File under not surprising. "A huge outdoor art poster that blends Mickey Mouse's image with that of a swastika and a nude woman's body is causing a stir in Poland." Did we mention the naked woman? And the nearby synagogue?
To quote HuffPo's write-up of the story, the poster "is an Italian artist's take on what he calls the "horrors" of the American lifestyle and is one piece of artwork in a contemporary art exhibition opening in the fall." Adds the gallery owner who's behind it: "Art should be provocative and controversial...The Mickey Mouse head and swastika are on the same level – they don't mean anything and they are both part of the globalized world."
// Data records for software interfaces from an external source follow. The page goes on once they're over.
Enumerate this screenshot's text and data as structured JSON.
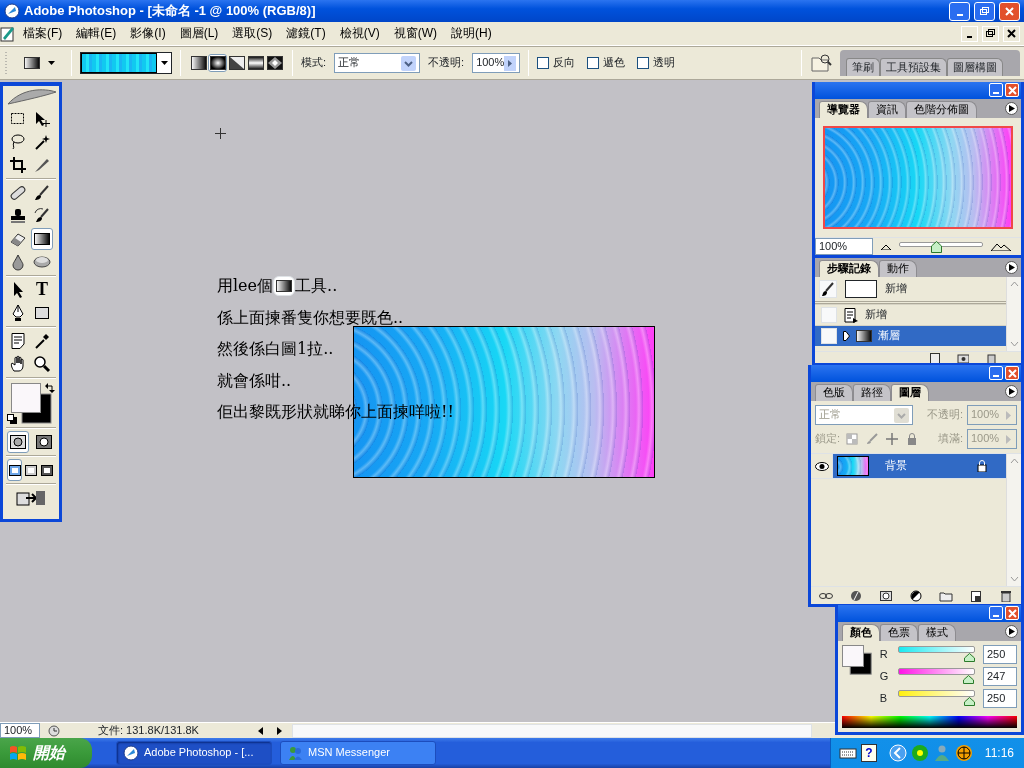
{
  "window": {
    "title": "Adobe Photoshop - [未命名 -1 @ 100% (RGB/8)]"
  },
  "menu": [
    "檔案(F)",
    "編輯(E)",
    "影像(I)",
    "圖層(L)",
    "選取(S)",
    "濾鏡(T)",
    "檢視(V)",
    "視窗(W)",
    "說明(H)"
  ],
  "options_bar": {
    "gradient_types": [
      {
        "kind": "linear",
        "selected": false
      },
      {
        "kind": "radial",
        "selected": true
      },
      {
        "kind": "angle",
        "selected": false
      },
      {
        "kind": "reflected",
        "selected": false
      },
      {
        "kind": "diamond",
        "selected": false
      }
    ],
    "mode_label": "模式:",
    "mode": "正常",
    "opacity_label": "不透明:",
    "opacity": "100%",
    "checkboxes": [
      {
        "label": "反向",
        "checked": false
      },
      {
        "label": "遞色",
        "checked": false
      },
      {
        "label": "透明",
        "checked": false
      }
    ],
    "palette_well_tabs": [
      "筆刷",
      "工具預設集",
      "圖層構圖"
    ]
  },
  "toolbox": {
    "tools": [
      {
        "kind": "marquee",
        "selected": false
      },
      {
        "kind": "move",
        "selected": false
      },
      {
        "kind": "lasso",
        "selected": false
      },
      {
        "kind": "wand",
        "selected": false
      },
      {
        "kind": "crop",
        "selected": false
      },
      {
        "kind": "slice",
        "selected": false
      },
      {
        "kind": "heal",
        "selected": false
      },
      {
        "kind": "brush",
        "selected": false
      },
      {
        "kind": "stamp",
        "selected": false
      },
      {
        "kind": "historybrush",
        "selected": false
      },
      {
        "kind": "eraser",
        "selected": false
      },
      {
        "kind": "gradient",
        "selected": true
      },
      {
        "kind": "blur",
        "selected": false
      },
      {
        "kind": "dodge",
        "selected": false
      },
      {
        "kind": "pathselect",
        "selected": false
      },
      {
        "kind": "type",
        "label": "T",
        "selected": false
      },
      {
        "kind": "pen",
        "selected": false
      },
      {
        "kind": "shape",
        "selected": false
      },
      {
        "kind": "notes",
        "selected": false
      },
      {
        "kind": "eyedropper",
        "selected": false
      },
      {
        "kind": "hand",
        "selected": false
      },
      {
        "kind": "zoom",
        "selected": false
      }
    ],
    "mask_modes": [
      {
        "selected": true
      },
      {
        "selected": false
      }
    ],
    "screen_modes": [
      {
        "selected": true
      },
      {
        "selected": false
      },
      {
        "selected": false
      }
    ]
  },
  "canvas_notes": [
    {
      "text": "用lee個",
      "after": "工具.."
    },
    {
      "text": "係上面揀番隻你想要既色.."
    },
    {
      "text": "然後係白圖1拉.."
    },
    {
      "text": "就會係咁.."
    },
    {
      "text": "佢出黎既形狀就睇你上面揀咩啦!!"
    }
  ],
  "navigator": {
    "tabs": [
      {
        "label": "導覽器",
        "selected": true
      },
      {
        "label": "資訊",
        "selected": false
      },
      {
        "label": "色階分佈圖",
        "selected": false
      }
    ],
    "zoom": "100%",
    "level": 0.43
  },
  "history": {
    "tabs": [
      {
        "label": "步驟記錄",
        "selected": true
      },
      {
        "label": "動作",
        "selected": false
      }
    ],
    "snapshot": "新增",
    "items": [
      {
        "label": "新增",
        "kind": "document",
        "selected": false
      },
      {
        "label": "漸層",
        "kind": "gradient",
        "selected": true
      }
    ]
  },
  "layers": {
    "tabs": [
      {
        "label": "色版",
        "selected": false
      },
      {
        "label": "路徑",
        "selected": false
      },
      {
        "label": "圖層",
        "selected": true
      }
    ],
    "disabled": true,
    "blend_mode": "正常",
    "opacity_label": "不透明:",
    "opacity": "100%",
    "lock_label": "鎖定:",
    "fill_label": "填滿:",
    "fill": "100%",
    "layers": [
      {
        "name": "背景",
        "visible": true,
        "locked": true,
        "selected": true
      }
    ]
  },
  "color": {
    "tabs": [
      {
        "label": "顏色",
        "selected": true
      },
      {
        "label": "色票",
        "selected": false
      },
      {
        "label": "樣式",
        "selected": false
      }
    ],
    "channels": [
      {
        "name": "R",
        "value": "250",
        "level": 0.98
      },
      {
        "name": "G",
        "value": "247",
        "level": 0.97
      },
      {
        "name": "B",
        "value": "250",
        "level": 0.98
      }
    ]
  },
  "status_bar": {
    "zoom": "100%",
    "doc": "文件: 131.8K/131.8K"
  },
  "taskbar": {
    "start": "開始",
    "tasks": [
      {
        "label": "Adobe Photoshop - [...",
        "selected": true
      },
      {
        "label": "MSN Messenger",
        "selected": false
      }
    ],
    "help_label": "?",
    "clock": "11:16"
  }
}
The courts have agreed: while some Poznan city council members have urged prosecutors to ban the poster (which has been vandalized twice), as art the piece is exempt from laws that target the glorification of Nazism. The piece, "NaziSexyMouse," has also outraged both the Jewish community and others in Poland who suffered at the hands of the Nazis.
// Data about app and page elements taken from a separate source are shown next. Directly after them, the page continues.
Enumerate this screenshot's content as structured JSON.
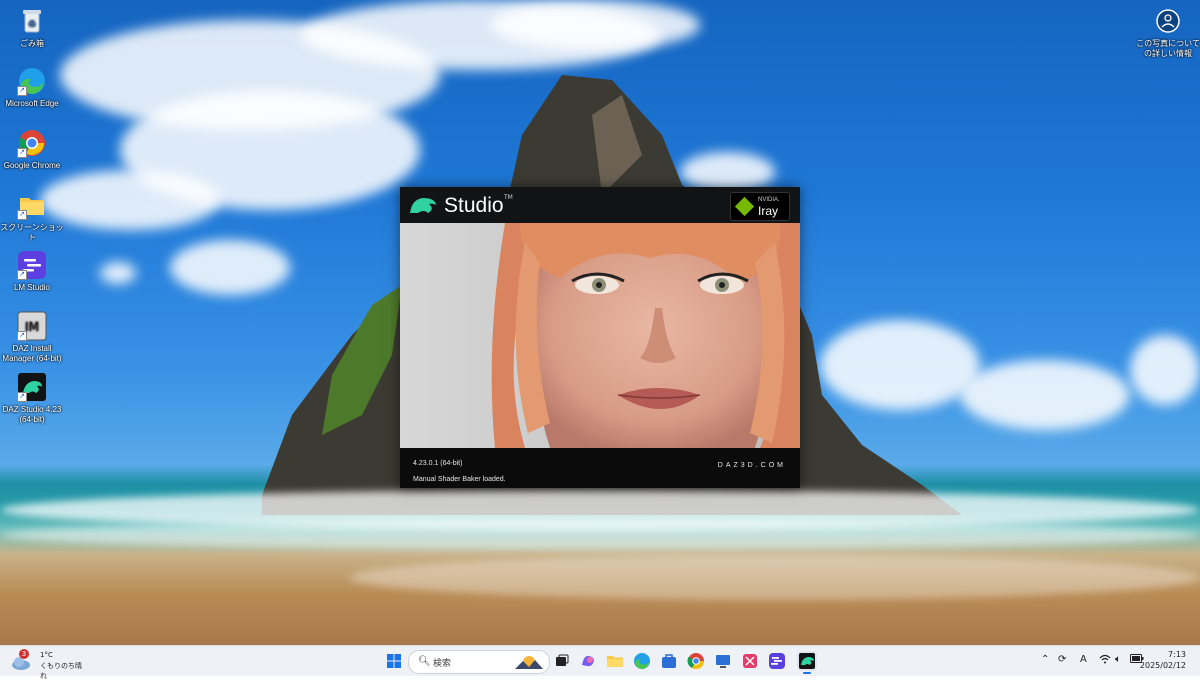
{
  "desktop": {
    "icons": [
      {
        "label": "ごみ箱"
      },
      {
        "label": "Microsoft Edge"
      },
      {
        "label": "Google Chrome"
      },
      {
        "label": "スクリーンショット"
      },
      {
        "label": "LM Studio"
      },
      {
        "label": "DAZ Install Manager (64-bit)"
      },
      {
        "label": "DAZ Studio 4.23 (64-bit)"
      }
    ],
    "info_icon_label": "この写真についての詳しい情報"
  },
  "splash": {
    "title": "Studio",
    "trademark": "TM",
    "iray_vendor": "NVIDIA.",
    "iray_name": "Iray",
    "version": "4.23.0.1 (64-bit)",
    "site": "DAZ3D.COM",
    "status": "Manual Shader Baker loaded."
  },
  "taskbar": {
    "weather_badge": "3",
    "weather_temp": "1°C",
    "weather_desc": "くもりのち晴れ",
    "search_placeholder": "検索",
    "time": "7:13",
    "date": "2025/02/12",
    "ime": "A"
  },
  "colors": {
    "daz_green": "#2fd2a0",
    "nvidia_green": "#76b900",
    "taskbar_bg": "#eef1f5"
  }
}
It's an interesting corollary to the recent response to the viral YouTube video of a Holocaust survivor and his family dancing to "I Will Survive" at different concentration camps. The video has provoked especially mixed reactions in Poland, the locus of the most notorious death camps, massive loss of life, and, formerly, Europe's largest Jewish population. 'It seems to trivialise the horrors that were committed there,' one Auschwitz survivor told the Daily Mail. Overall, the video has prompted a discussion on the personal versus collective nature of grieving, the appropriation of experience - and, simply put, when it's "too soon."
Then, there's "NaziSexyMouse," which prompts none of the above. Besides anything else, can we talk about the fact that as public art this is just embarrassingly bad? The series, which artist Max Papeschi has dubbed "Politically-Incorrect" is reminiscent of the puerile Pop-Art ripoff pastiche of Mr. Brainwash (as seen in Exit Through the Gift Shop.) Or, you know, a college Freshman with Photoshop. Says one Berlin gallery manager, older folks don't get it but "for the younger generation, this painting is just a joke." That part, at least, is true.